In the early afternoon we headed to Kitchen, the newest addition to "Bob"'s veggie/Paris scene, which does more lunch food/mealy type stuff than Bob's, which seems to be more breakfast-oriented. (Of course I was at Bob's in the early morning & Kitchen afternoon, so maybe these assumptions are false, I don't know.) First impressions: Packed, which means the food must be fab. Bigger than Bob's, with two long family-style tables. An electric guitar & a piano which rocks. Three or four employees, the type of people who smile at you and you just want to KNOW them, you know? Interesting people, intriguing, and I could say the same about the customers, too. AND, the cherry on top, "BOB" himself (Marc Grossman) greets us! We walk in carrying a Nalgene & he asks us who makes them, etc., interested because their water bottles are known to not leach chemicals into whatever liquid they're holding. We chat about his bagel book, about the states, about food in general. The guy chats up a storm & in the best way. He seems genuinely interested in what you have to say & he just has a presence about him that makes you smile. Chatting with one of the staff members we mentioned that we had been to Juice Bar that morning & she left us this nugget of wisdom: "Yeah, both are awesome but they have totally different vibes. People generally tend to stick with one or the other." It seems totally true. Juice Bar seems much more mellow, Kitchen very chatty & upbeat.

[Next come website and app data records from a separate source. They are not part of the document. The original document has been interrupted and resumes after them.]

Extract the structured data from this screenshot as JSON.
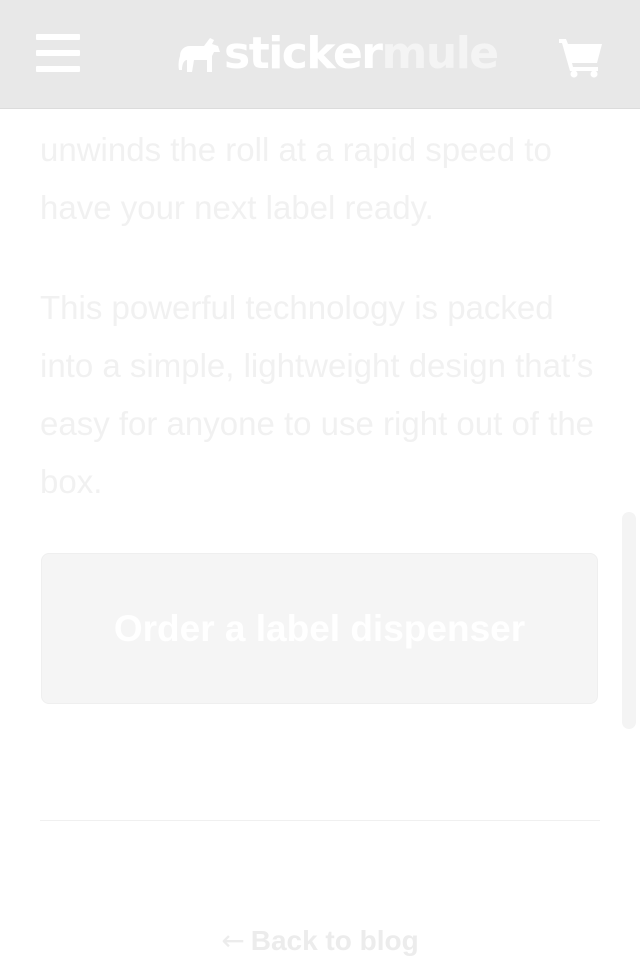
{
  "header": {
    "menu_icon": "hamburger-menu-icon",
    "logo": {
      "icon": "mule-logo-icon",
      "text_primary": "sticker",
      "text_secondary": "mule"
    },
    "cart_icon": "shopping-cart-icon",
    "background": "#e8e8e8"
  },
  "article": {
    "paragraph_1": "unwinds the roll at a rapid speed to have your next label ready.",
    "paragraph_2": "This powerful technology is packed into a simple, lightweight design that’s easy for anyone to use right out of the box."
  },
  "cta": {
    "label": "Order a label dispenser"
  },
  "footer": {
    "back_arrow": "←",
    "back_label": "Back to blog"
  },
  "colors": {
    "text": "#f1f1f1",
    "button_bg": "#f5f5f5",
    "button_text": "#ffffff"
  }
}
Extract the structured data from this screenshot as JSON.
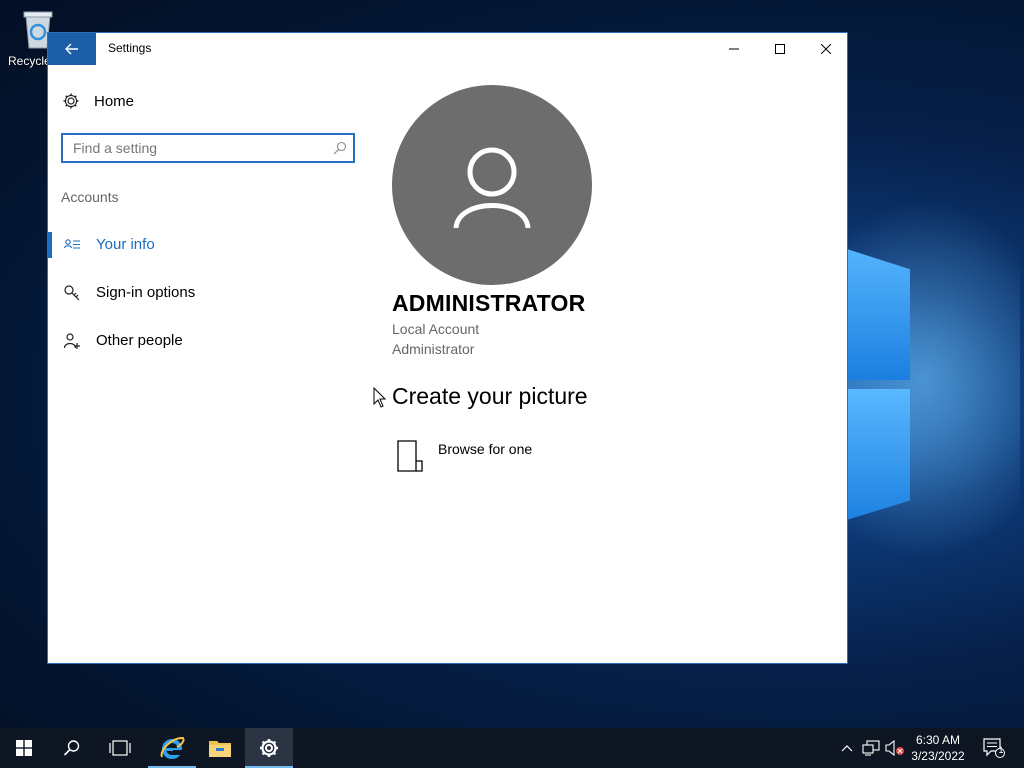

We got there late afternoon, not too long before closing maybe around 14:15 or 14:30 so we weren't trying to be choosy and opted for the "whatever you have left" menu, which turned out to be veggie guac burgers served on a bed of spinach with potato salad & coleslaw on the side. De-lish. Unfortunately Rémy was still healing from his bout of strep throat last week & was not feeling too hot, meaning I lucked out & basically got to eat twice.

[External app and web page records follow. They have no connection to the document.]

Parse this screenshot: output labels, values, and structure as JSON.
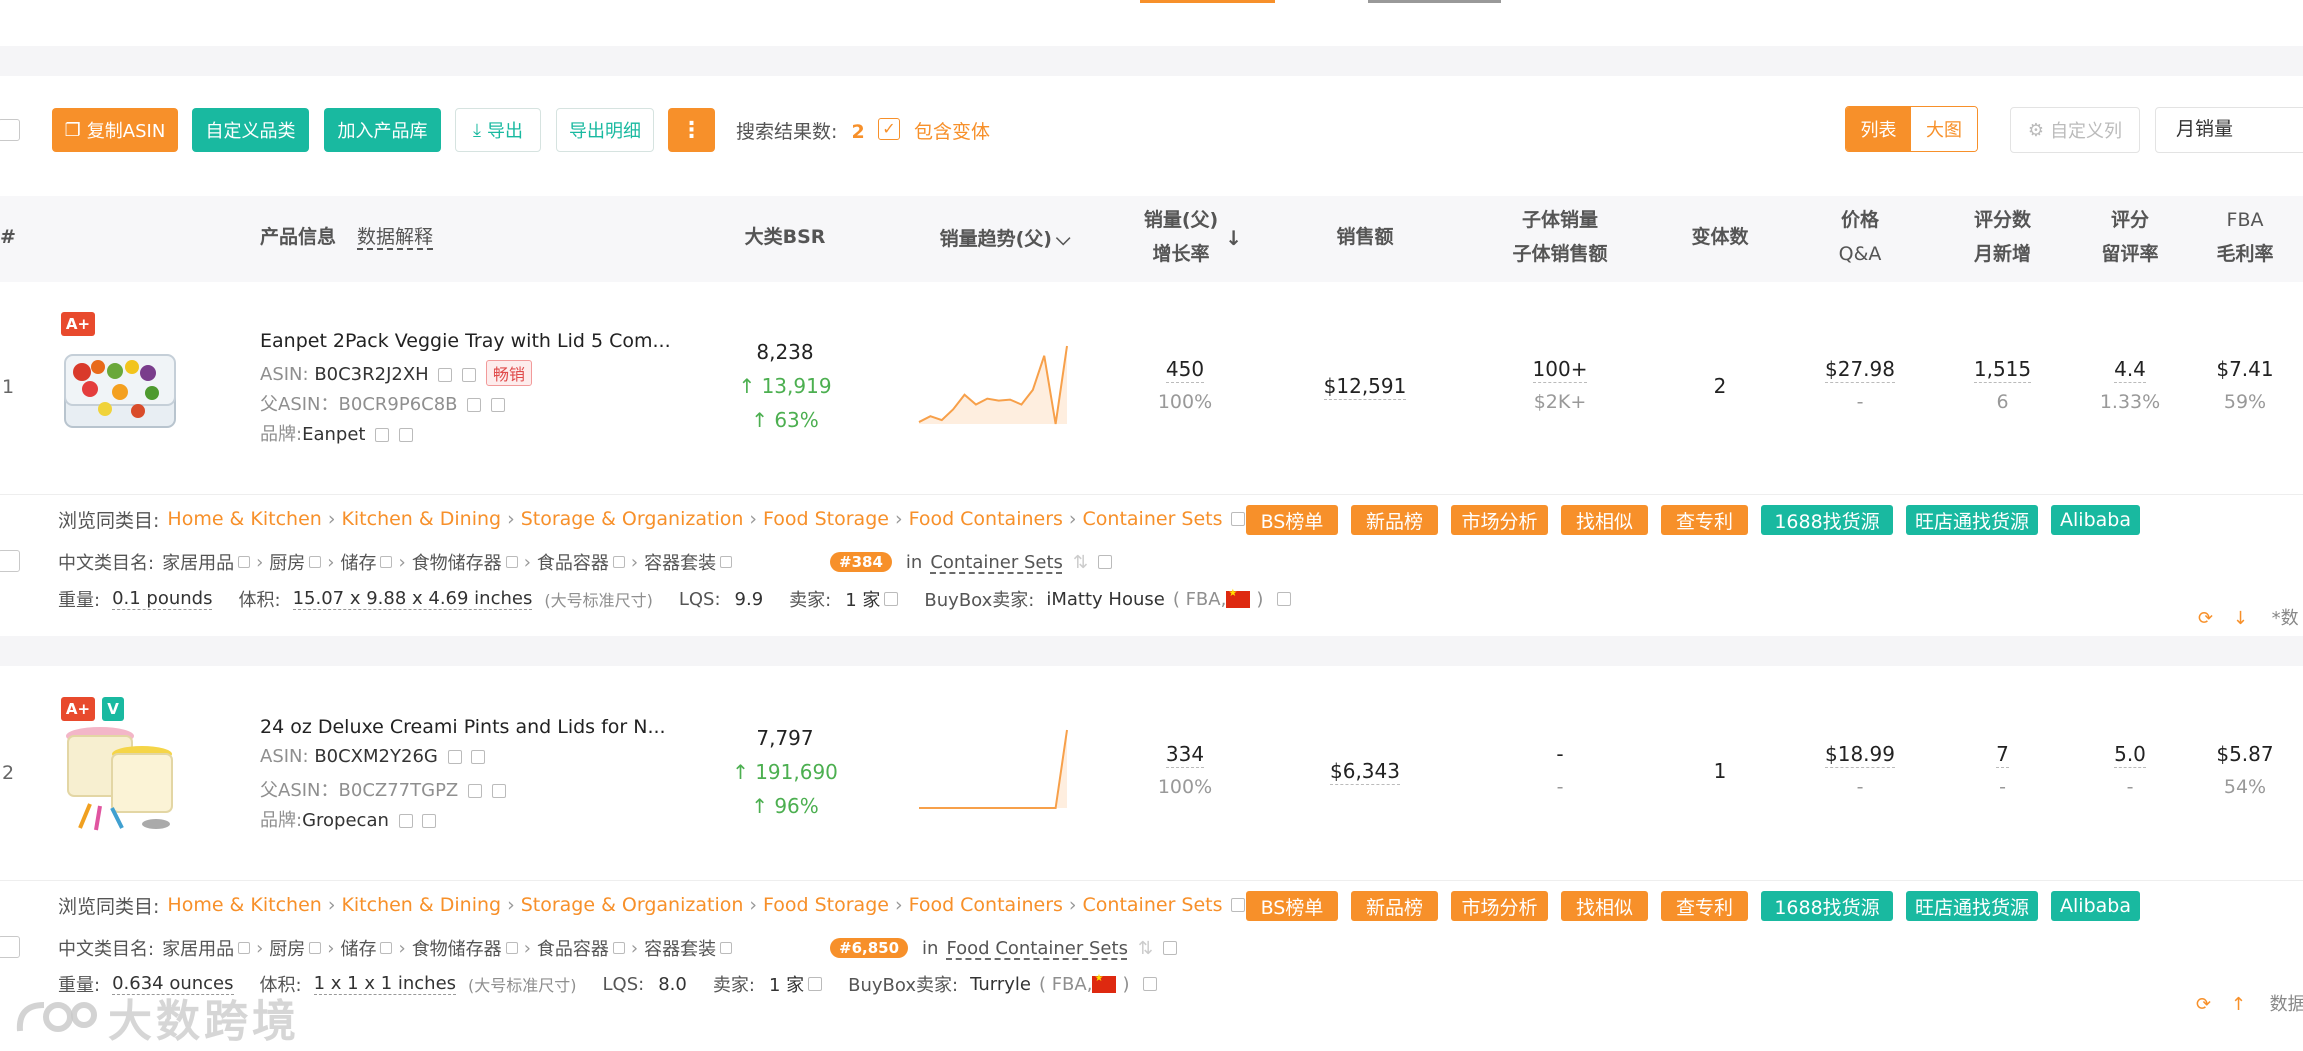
{
  "toolbar": {
    "copy_asin": "复制ASIN",
    "custom_category": "自定义品类",
    "add_to_library": "加入产品库",
    "export": "导出",
    "export_detail": "导出明细",
    "more": "⋮",
    "result_count_label": "搜索结果数:",
    "result_count": "2",
    "include_variants": "包含变体",
    "view_list": "列表",
    "view_grid": "大图",
    "custom_columns": "自定义列",
    "sort_select": "月销量"
  },
  "table_header": {
    "index": "#",
    "product_info": "产品信息",
    "data_explain": "数据解释",
    "bsr": "大类BSR",
    "sales_trend": "销量趋势(父)",
    "sales_parent": "销量(父)",
    "growth_rate": "增长率",
    "revenue": "销售额",
    "child_sales": "子体销量",
    "child_revenue": "子体销售额",
    "variants": "变体数",
    "price": "价格",
    "qa": "Q&A",
    "ratings": "评分数",
    "monthly_new": "月新增",
    "rating": "评分",
    "review_rate": "留评率",
    "fba": "FBA",
    "margin": "毛利率"
  },
  "rows": [
    {
      "index": "1",
      "badges": [
        "A+"
      ],
      "title": "Eanpet 2Pack Veggie Tray with Lid 5 Com...",
      "asin_label": "ASIN:",
      "asin": "B0C3R2J2XH",
      "tag": "畅销",
      "parent_label": "父ASIN：",
      "parent_asin": "B0CR9P6C8B",
      "brand_label": "品牌:",
      "brand": "Eanpet",
      "bsr": "8,238",
      "bsr_change": "13,919",
      "bsr_pct": "63%",
      "sales": "450",
      "sales_growth": "100%",
      "revenue": "$12,591",
      "child_sales": "100+",
      "child_revenue": "$2K+",
      "variants": "2",
      "price": "$27.98",
      "qa": "-",
      "ratings": "1,515",
      "monthly_new": "6",
      "rating": "4.4",
      "review_rate": "1.33%",
      "fba": "$7.41",
      "margin": "59%",
      "trend": [
        12,
        18,
        14,
        25,
        40,
        30,
        36,
        34,
        35,
        30,
        45,
        80,
        10,
        90
      ],
      "browse_label": "浏览同类目:",
      "categories": [
        "Home & Kitchen",
        "Kitchen & Dining",
        "Storage & Organization",
        "Food Storage",
        "Food Containers",
        "Container Sets"
      ],
      "cn_label": "中文类目名:",
      "cn_categories": [
        "家居用品",
        "厨房",
        "储存",
        "食物储存器",
        "食品容器",
        "容器套装"
      ],
      "rank": "#384",
      "rank_in": "in",
      "rank_cat": "Container Sets",
      "weight_label": "重量:",
      "weight": "0.1 pounds",
      "volume_label": "体积:",
      "volume": "15.07 x 9.88 x 4.69 inches",
      "size_class": "(大号标准尺寸)",
      "lqs_label": "LQS:",
      "lqs": "9.9",
      "seller_label": "卖家:",
      "sellers": "1 家",
      "buybox_label": "BuyBox卖家:",
      "buybox": "iMatty House",
      "buybox_fba_open": "( FBA,",
      "buybox_fba_close": ")"
    },
    {
      "index": "2",
      "badges": [
        "A+",
        "V"
      ],
      "title": "24 oz Deluxe Creami Pints and Lids for N...",
      "asin_label": "ASIN:",
      "asin": "B0CXM2Y26G",
      "tag": "",
      "parent_label": "父ASIN：",
      "parent_asin": "B0CZ77TGPZ",
      "brand_label": "品牌:",
      "brand": "Gropecan",
      "bsr": "7,797",
      "bsr_change": "191,690",
      "bsr_pct": "96%",
      "sales": "334",
      "sales_growth": "100%",
      "revenue": "$6,343",
      "child_sales": "-",
      "child_revenue": "-",
      "variants": "1",
      "price": "$18.99",
      "qa": "-",
      "ratings": "7",
      "monthly_new": "-",
      "rating": "5.0",
      "review_rate": "-",
      "fba": "$5.87",
      "margin": "54%",
      "trend": [
        0,
        0,
        0,
        0,
        0,
        0,
        0,
        0,
        0,
        0,
        0,
        0,
        0,
        100
      ],
      "browse_label": "浏览同类目:",
      "categories": [
        "Home & Kitchen",
        "Kitchen & Dining",
        "Storage & Organization",
        "Food Storage",
        "Food Containers",
        "Container Sets"
      ],
      "cn_label": "中文类目名:",
      "cn_categories": [
        "家居用品",
        "厨房",
        "储存",
        "食物储存器",
        "食品容器",
        "容器套装"
      ],
      "rank": "#6,850",
      "rank_in": "in",
      "rank_cat": "Food Container Sets",
      "weight_label": "重量:",
      "weight": "0.634 ounces",
      "volume_label": "体积:",
      "volume": "1 x 1 x 1 inches",
      "size_class": "(大号标准尺寸)",
      "lqs_label": "LQS:",
      "lqs": "8.0",
      "seller_label": "卖家:",
      "sellers": "1 家",
      "buybox_label": "BuyBox卖家:",
      "buybox": "Turryle",
      "buybox_fba_open": "( FBA,",
      "buybox_fba_close": ")"
    }
  ],
  "action_chips": [
    "BS榜单",
    "新品榜",
    "市场分析",
    "找相似",
    "查专利",
    "1688找货源",
    "旺店通找货源",
    "Alibaba"
  ],
  "row_tail_1": "*数",
  "row_tail_2": "数据",
  "watermark": "大数跨境",
  "colors": {
    "accent": "#f7902a",
    "teal": "#19b9a0",
    "green": "#4caf50",
    "badge_red": "#e84a2d"
  }
}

We ended up going back the next day for lunch to try out more. Rémy had a pesto veggie burger & I had the gaspacho soup with a raw salad. Smoothies both days, both different, both fabulous. Plus on day two we met an awesome vegan couple from Indiana grâce à la table commune and spent a good hour or two swapping stories & working on Rémy's English! Both days the staff were fabulous, the kind that makes you want to stick around after closing & see what their lives outside of work are like; both days the food rocked, the kind that makes you want to eat there for lunch every day of your life, granted you lived in Paris & make a good chunk of change.

All in all, Coutarel & Coutarel give both resto's two very enthusiastic thumbs up. Thanks Marc for starting something epic & the staff for being awesome & we hope to see you again soon!


I love Tuesdays.

Simple as that. I always have Tuesdays off, there is the local farmer's market and I love chatting with all the local vendors. Plus today it is sunny but not too overbearingly hot AND I got three letters from very-loved friends on the other side of our beautiful globe! It would be impossible to not be in a good mood.

Sooooo much has happened in the last few weeks it's ridiculous. Sicknesses, papers in Paris, job offers. I have a lot to talk about, so I'm going to post it out and try to catch up.

Overall sentiments: it's summer & life is good!